On People’s Square itself is the Shanghai Museum. Whilst we’d read that the majority of Chinese museums are not that foreigner-friendly, being poorly lit with exhibit descriptions of never-ending strings of incomprehensible nouns, Shanghai Museum was apparently a cut above the others and worth doing. There was an interesting exhibit on ancient Chinese money used on the Silk Road, the obligatory Ming vases and some beautiful calligraphy, but the lighting was more suited to a Nocturnal House at the zoo so after a while we headed back into the sunshine. The furniture gallery was interesting, mostly as it highlighted the tendency for restoration of old pieces which in the UK would likely have been left as they were. Qing Dynasty furniture was labeled as from any time between 1600 and 1911 but looked brand new.
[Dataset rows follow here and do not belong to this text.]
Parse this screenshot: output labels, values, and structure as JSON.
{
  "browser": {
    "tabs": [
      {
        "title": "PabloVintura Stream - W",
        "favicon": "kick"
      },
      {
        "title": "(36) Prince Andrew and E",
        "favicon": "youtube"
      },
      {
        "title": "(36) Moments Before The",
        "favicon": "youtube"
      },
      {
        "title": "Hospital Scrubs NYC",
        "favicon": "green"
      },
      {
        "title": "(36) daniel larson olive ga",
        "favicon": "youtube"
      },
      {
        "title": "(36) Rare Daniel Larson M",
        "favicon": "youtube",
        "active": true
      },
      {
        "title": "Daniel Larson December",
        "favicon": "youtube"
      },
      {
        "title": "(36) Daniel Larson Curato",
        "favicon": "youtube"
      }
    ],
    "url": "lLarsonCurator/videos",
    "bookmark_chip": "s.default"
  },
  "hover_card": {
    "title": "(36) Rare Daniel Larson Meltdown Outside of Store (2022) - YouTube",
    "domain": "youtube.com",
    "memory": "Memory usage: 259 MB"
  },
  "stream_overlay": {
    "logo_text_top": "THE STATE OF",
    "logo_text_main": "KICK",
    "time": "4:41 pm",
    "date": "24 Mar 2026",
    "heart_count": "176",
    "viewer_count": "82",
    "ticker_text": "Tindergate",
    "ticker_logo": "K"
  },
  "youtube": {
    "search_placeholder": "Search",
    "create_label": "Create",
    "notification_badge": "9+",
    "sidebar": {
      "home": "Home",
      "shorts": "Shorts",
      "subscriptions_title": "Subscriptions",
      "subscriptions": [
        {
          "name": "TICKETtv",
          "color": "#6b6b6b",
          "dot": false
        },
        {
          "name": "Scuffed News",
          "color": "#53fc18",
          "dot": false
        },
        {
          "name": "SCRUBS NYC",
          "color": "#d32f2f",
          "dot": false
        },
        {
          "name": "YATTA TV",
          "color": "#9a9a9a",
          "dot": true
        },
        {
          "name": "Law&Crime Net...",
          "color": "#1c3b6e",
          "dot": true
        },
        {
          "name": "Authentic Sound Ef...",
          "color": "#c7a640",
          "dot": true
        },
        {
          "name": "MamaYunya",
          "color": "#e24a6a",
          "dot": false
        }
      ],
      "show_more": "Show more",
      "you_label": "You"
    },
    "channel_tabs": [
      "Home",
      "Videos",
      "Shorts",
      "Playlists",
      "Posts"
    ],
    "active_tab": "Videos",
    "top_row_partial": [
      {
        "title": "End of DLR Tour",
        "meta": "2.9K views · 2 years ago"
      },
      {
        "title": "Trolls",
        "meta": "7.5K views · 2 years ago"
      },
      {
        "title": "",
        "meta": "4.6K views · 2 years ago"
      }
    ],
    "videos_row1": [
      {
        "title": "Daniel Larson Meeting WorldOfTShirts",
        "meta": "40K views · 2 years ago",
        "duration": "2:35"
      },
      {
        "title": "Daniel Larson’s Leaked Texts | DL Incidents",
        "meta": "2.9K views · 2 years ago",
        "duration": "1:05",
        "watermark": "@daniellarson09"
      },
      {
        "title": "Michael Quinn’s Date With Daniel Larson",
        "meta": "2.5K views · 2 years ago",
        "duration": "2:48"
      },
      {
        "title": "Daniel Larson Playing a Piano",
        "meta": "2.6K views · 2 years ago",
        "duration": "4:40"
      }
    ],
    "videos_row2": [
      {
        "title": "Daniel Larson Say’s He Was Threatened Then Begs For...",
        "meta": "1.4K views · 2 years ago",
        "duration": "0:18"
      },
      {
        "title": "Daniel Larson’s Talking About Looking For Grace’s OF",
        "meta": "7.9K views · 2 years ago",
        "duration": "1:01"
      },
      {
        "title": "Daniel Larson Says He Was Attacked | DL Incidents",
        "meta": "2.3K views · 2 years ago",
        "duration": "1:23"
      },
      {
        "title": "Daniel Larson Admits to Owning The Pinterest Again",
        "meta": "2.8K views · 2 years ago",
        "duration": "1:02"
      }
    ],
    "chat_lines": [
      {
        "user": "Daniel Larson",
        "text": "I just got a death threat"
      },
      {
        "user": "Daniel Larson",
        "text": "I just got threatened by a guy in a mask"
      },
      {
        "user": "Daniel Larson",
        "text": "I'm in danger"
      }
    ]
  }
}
Walking to the French Concession that evening the parks were again packed with people. This time with waltzing couples. Apparently somebody brings a stereo and people just couple up and join in.
The French Concession was one of our favourite spots in Shanghai. It was owned by the French government until 1943 and throughout the 20th Century was the premier shopping and retail district of the city. Now the tree-lined streets are home to great Szechuanese restaurants and lots of bars. Behind these streets outdoor seating of these restaurants and bars spill out into bustling squares that feel more like Italian piazzas.
The Old Town, as you’d expect, shows a different side of the city to the new skyscrapers and shopping malls. Middle Fangbang Road is lined with small one-storey shops, tea rooms, and traditional curved roofs. We stopped at Old Shanghai Teahouse on the way back up to the river, and had a not-so-authentic experience when, after the hostess had immaculately delivered the tea service and daintily poured the first glass, the hapless-go-lucky trainee waiter shows up and proceeds to pick up each item and then pour most of the tea onto the table. With a look of complete incredulous disbelief as he does so. Baffled, he shrugged and left us to our tea and the traditional live music.
Shanghai is home to the fastest train in the world, the MagLev. This train levitates just above the tracks by magnetic force and runs between the airport and the end of a subway line in the city. Sadly, our 5am departure from the hostel meant it was too early to take the MagLev. Arriving at the airport we were mainly just relieved that the airline did in fact exist and our flight was there, after the website returning the dreaded 404 page and our hostel receptionist telling us “oh no, that is not a heard of airline…”